WORK INSTRUCTION
Could every line of the listing be output exactly, with the pictures skipped?

• • • •

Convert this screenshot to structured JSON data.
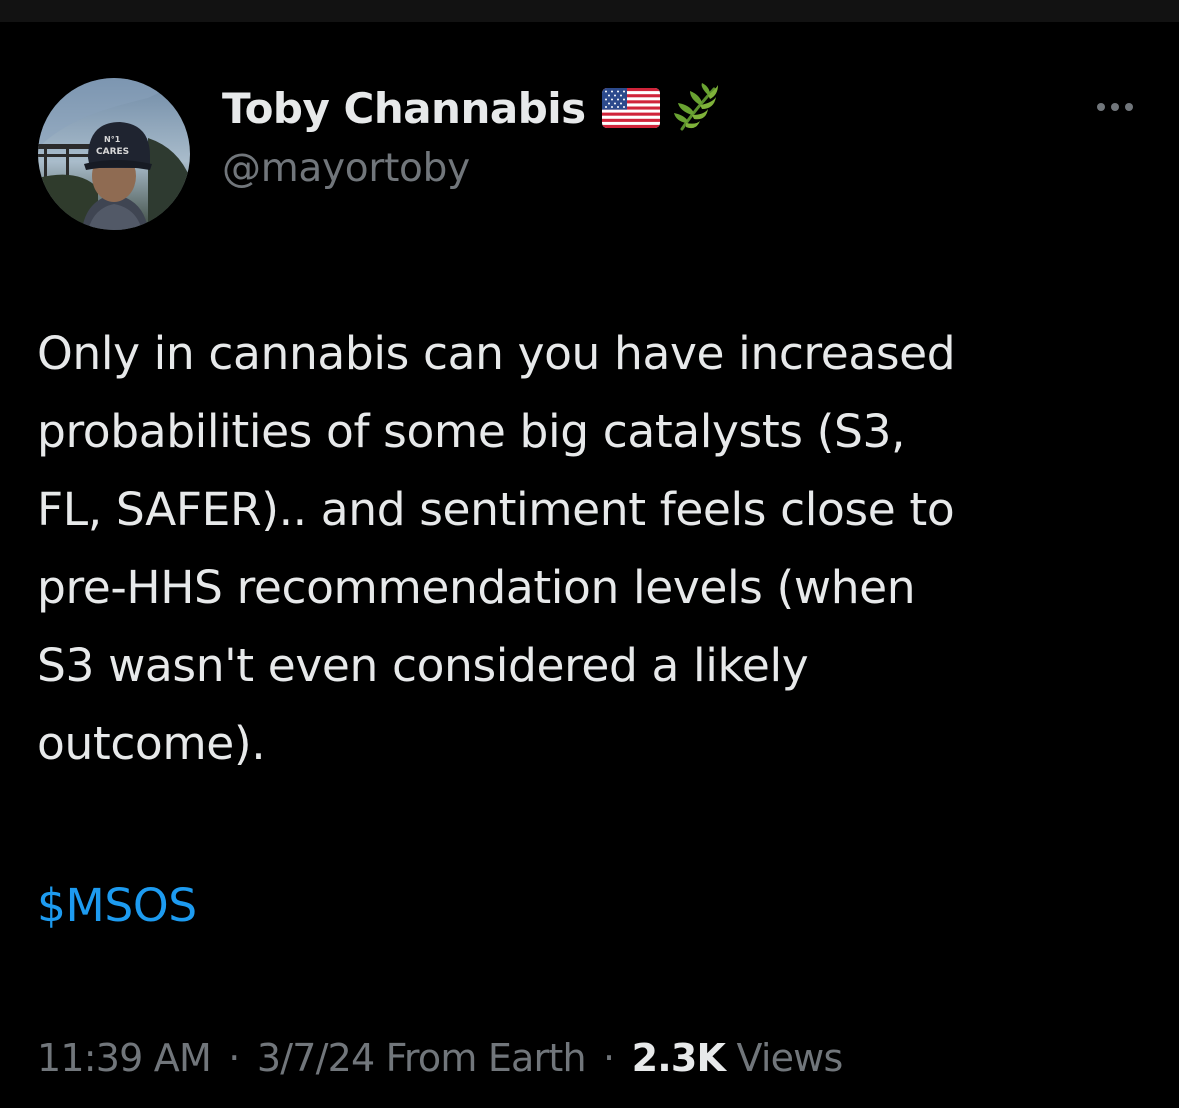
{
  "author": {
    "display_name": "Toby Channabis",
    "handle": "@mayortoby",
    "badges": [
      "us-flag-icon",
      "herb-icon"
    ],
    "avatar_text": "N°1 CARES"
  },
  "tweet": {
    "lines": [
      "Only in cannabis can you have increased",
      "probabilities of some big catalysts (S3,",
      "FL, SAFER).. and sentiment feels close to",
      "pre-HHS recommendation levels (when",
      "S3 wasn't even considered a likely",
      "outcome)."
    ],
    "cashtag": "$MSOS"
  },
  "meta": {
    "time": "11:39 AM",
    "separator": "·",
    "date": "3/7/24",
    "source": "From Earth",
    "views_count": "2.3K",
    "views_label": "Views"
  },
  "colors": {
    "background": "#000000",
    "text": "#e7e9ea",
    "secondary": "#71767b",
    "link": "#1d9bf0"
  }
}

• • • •

EXPECTED OUTPUT
Convert this screenshot to structured JSON data.
{
  "author": {
    "display_name": "Toby Channabis",
    "handle": "@mayortoby",
    "badges": [
      "us-flag-icon",
      "herb-icon"
    ],
    "avatar_text": "N°1 CARES"
  },
  "tweet": {
    "lines": [
      "Only in cannabis can you have increased",
      "probabilities of some big catalysts (S3,",
      "FL, SAFER).. and sentiment feels close to",
      "pre-HHS recommendation levels (when",
      "S3 wasn't even considered a likely",
      "outcome)."
    ],
    "cashtag": "$MSOS"
  },
  "meta": {
    "time": "11:39 AM",
    "separator": "·",
    "date": "3/7/24",
    "source": "From Earth",
    "views_count": "2.3K",
    "views_label": "Views"
  },
  "colors": {
    "background": "#000000",
    "text": "#e7e9ea",
    "secondary": "#71767b",
    "link": "#1d9bf0"
  }
}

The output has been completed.